Sony has gone for a square watch face, bucking the recent trend of rival Android Wear watches in going for something circular. With a stature similar to an old-school Casio watch, it’s not a watch that dominates the wrist like the Samsung Gear S, and it weighs just 45g so it’s light enough to wear all of the time.
While we can’t wax lyrical about the design, the materials do at least feel durable and robust. The stainless steel rear is one of the nicer-looking elements of the SmartWatch 3, although the silicone rubber strap easily attracts muck and dust. With an IP58 waterproof certification, you’re safe to take it into the shower as long as you have the charging port seal firmly closed.
There’s been a slight alteration to the strap since we first had a look at it as well. Now the area of the strap surrounding the watch module has been made more rigid to ensure it stays in place. The clasp holding the smartwatch around your wrist is a similar two-part mechanism to that used on Samsung’s watches, and you can rest assured that, after some initial fidgeting, this watch is not going to budge.

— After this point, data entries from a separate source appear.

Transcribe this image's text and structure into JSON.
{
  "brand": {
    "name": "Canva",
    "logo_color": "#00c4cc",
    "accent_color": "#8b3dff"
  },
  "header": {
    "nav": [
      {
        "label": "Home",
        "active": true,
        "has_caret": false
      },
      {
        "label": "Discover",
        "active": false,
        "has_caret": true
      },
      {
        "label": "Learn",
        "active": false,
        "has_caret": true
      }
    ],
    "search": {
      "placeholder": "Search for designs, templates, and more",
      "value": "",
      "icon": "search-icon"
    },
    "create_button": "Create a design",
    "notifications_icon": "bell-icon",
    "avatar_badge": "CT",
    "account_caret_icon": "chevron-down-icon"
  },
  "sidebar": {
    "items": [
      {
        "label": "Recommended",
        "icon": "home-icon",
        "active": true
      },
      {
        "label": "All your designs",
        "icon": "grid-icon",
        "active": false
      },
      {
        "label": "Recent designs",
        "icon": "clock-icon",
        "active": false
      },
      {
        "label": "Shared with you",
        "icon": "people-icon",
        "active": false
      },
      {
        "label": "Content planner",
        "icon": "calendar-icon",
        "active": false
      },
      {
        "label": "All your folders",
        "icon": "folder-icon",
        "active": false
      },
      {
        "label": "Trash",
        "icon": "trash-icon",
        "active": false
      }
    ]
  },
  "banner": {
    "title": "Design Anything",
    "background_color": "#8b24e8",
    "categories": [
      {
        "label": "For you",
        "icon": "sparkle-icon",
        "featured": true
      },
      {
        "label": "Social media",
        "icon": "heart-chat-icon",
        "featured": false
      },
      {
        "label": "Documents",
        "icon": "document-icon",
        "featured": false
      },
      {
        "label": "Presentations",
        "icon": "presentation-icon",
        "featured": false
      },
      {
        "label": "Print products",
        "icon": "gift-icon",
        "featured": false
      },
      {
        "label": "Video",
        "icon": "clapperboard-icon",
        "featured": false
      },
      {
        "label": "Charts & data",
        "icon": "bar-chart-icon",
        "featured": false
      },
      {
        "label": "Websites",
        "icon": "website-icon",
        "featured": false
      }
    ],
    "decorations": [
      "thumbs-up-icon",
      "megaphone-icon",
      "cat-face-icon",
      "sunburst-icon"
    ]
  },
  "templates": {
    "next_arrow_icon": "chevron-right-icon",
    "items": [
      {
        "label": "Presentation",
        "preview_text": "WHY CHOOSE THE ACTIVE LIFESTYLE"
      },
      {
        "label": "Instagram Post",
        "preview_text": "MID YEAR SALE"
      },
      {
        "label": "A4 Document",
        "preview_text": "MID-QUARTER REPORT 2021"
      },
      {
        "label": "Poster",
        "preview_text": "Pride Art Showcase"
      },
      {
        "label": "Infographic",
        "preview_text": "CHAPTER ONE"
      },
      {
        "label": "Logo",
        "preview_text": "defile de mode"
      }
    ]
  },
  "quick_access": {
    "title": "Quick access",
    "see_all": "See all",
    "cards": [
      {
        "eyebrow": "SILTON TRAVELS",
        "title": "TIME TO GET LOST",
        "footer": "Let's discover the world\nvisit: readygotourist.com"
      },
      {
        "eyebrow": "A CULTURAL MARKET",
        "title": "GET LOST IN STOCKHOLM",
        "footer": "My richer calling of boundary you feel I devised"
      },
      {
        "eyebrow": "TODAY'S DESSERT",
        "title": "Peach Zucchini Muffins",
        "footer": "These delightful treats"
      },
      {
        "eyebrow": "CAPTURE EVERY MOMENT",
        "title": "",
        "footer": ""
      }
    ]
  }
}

Touchscreen interaction aside, there’s just a single button and that allows you to turn the device on or off, or can be held down for a reset, which we unfortunately had to do on a couple of occasions. Around the back it’s good news for anyone who hates proprietary charging cradles as much we do. Sony has included a Micro USB port, so you can use the somewhat short cable in the box or use your (non-Apple) phone’s as an alternative.
The SmartWatch 3’s 1.6-inch TFT LCD touchscreen is on the whole pretty underwhelming. Sony has done a good job of making sure it’s well protected and achieves good visibility outdoors, but if you’re looking for the best, the SmartWatch 3 falls short.
A Gorilla Glass 3 coating adds an important layer of scratch- and impact-proof durability, though the viewing angles are less than fantastic. The latter probably doesn’t seem as important as it does when you compare it to a smartphone, but it does become an issue when you’re glancing at notifications.
The 320 x 320 resolution and 245ppi pixel density means sharpness, clarity and overall vibrancy pales in comparison to Samsung’s Super AMOLED displays used on the Gear Live and Gear S watches. Colours are muted, much like they are on the LG G Watch, and images clearly look a little pixellated.
It’s a bright screen at least when cranked up to the maximum setting available, and to improve screen visibility outdoors Sony includes a transflective display. The benefit here is that the screen is still easily readable in the bright outdoors without having to rely on the potentially battery-sapping ambient light sensor. In practice it works well and, like the Outdoor mode on Samsung’s smartwatches, is a good solution to a problem for small displays.
There’s no real complaints to have with screen responsiveness, while the square watch face means there are no optimisation issues displaying Android Wear apps as the developers intended them to look. Sony includes some basic display accessibility features to improve screen visibility, such as the ability to invert colours and make text larger if you’re having to squint.